TASK INSTRUCTIONS: Set down each entry exactly as it stands, without altering a single character.

═══ RECORDS PROVIDED ═══

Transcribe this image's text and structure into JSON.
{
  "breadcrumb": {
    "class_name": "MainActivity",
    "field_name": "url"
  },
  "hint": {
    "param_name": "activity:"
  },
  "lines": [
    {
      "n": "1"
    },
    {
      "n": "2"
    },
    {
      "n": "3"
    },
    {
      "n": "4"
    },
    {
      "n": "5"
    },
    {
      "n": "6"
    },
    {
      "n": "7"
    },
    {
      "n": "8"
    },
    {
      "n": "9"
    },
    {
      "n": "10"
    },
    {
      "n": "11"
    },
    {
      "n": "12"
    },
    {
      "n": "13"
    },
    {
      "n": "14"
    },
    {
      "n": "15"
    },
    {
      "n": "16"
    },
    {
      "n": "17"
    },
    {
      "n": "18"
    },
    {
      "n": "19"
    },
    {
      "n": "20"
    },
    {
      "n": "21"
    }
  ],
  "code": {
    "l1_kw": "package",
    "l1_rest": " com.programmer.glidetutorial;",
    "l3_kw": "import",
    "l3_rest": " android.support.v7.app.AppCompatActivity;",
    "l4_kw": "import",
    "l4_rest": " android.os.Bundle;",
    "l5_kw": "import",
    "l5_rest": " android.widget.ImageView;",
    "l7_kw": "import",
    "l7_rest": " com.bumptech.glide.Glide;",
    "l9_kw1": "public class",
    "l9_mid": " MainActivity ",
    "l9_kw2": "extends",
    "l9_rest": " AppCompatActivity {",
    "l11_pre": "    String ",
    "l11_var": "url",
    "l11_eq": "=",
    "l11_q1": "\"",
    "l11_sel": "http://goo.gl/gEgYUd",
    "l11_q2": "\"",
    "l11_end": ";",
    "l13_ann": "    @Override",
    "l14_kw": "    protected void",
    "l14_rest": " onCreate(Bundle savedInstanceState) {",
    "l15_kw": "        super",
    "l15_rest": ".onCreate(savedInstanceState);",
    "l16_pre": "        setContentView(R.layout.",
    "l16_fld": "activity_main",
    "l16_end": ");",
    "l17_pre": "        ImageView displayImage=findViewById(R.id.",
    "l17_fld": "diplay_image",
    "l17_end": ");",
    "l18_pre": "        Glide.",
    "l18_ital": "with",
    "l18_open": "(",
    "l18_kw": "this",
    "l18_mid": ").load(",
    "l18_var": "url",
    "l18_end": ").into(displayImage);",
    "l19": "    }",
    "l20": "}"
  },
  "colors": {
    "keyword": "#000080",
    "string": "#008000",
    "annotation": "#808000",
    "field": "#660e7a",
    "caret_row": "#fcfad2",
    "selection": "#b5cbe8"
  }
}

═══

YOUR SOLUTION:
Transcribe this image's text and structure into JSON.
{
  "breadcrumb": {
    "class_name": "MainActivity",
    "field_name": "url"
  },
  "hint": {
    "param_name": "activity:"
  },
  "lines": [
    {
      "n": "1"
    },
    {
      "n": "2"
    },
    {
      "n": "3"
    },
    {
      "n": "4"
    },
    {
      "n": "5"
    },
    {
      "n": "6"
    },
    {
      "n": "7"
    },
    {
      "n": "8"
    },
    {
      "n": "9"
    },
    {
      "n": "10"
    },
    {
      "n": "11"
    },
    {
      "n": "12"
    },
    {
      "n": "13"
    },
    {
      "n": "14"
    },
    {
      "n": "15"
    },
    {
      "n": "16"
    },
    {
      "n": "17"
    },
    {
      "n": "18"
    },
    {
      "n": "19"
    },
    {
      "n": "20"
    },
    {
      "n": "21"
    }
  ],
  "code": {
    "l1_kw": "package",
    "l1_rest": " com.programmer.glidetutorial;",
    "l3_kw": "import",
    "l3_rest": " android.support.v7.app.AppCompatActivity;",
    "l4_kw": "import",
    "l4_rest": " android.os.Bundle;",
    "l5_kw": "import",
    "l5_rest": " android.widget.ImageView;",
    "l7_kw": "import",
    "l7_rest": " com.bumptech.glide.Glide;",
    "l9_kw1": "public class",
    "l9_mid": " MainActivity ",
    "l9_kw2": "extends",
    "l9_rest": " AppCompatActivity {",
    "l11_pre": "    String ",
    "l11_var": "url",
    "l11_eq": "=",
    "l11_q1": "\"",
    "l11_sel": "http://goo.gl/gEgYUd",
    "l11_q2": "\"",
    "l11_end": ";",
    "l13_ann": "    @Override",
    "l14_kw": "    protected void",
    "l14_rest": " onCreate(Bundle savedInstanceState) {",
    "l15_kw": "        super",
    "l15_rest": ".onCreate(savedInstanceState);",
    "l16_pre": "        setContentView(R.layout.",
    "l16_fld": "activity_main",
    "l16_end": ");",
    "l17_pre": "        ImageView displayImage=findViewById(R.id.",
    "l17_fld": "diplay_image",
    "l17_end": ");",
    "l18_pre": "        Glide.",
    "l18_ital": "with",
    "l18_open": "(",
    "l18_kw": "this",
    "l18_mid": ").load(",
    "l18_var": "url",
    "l18_end": ").into(displayImage);",
    "l19": "    }",
    "l20": "}"
  },
  "colors": {
    "keyword": "#000080",
    "string": "#008000",
    "annotation": "#808000",
    "field": "#660e7a",
    "caret_row": "#fcfad2",
    "selection": "#b5cbe8"
  }
}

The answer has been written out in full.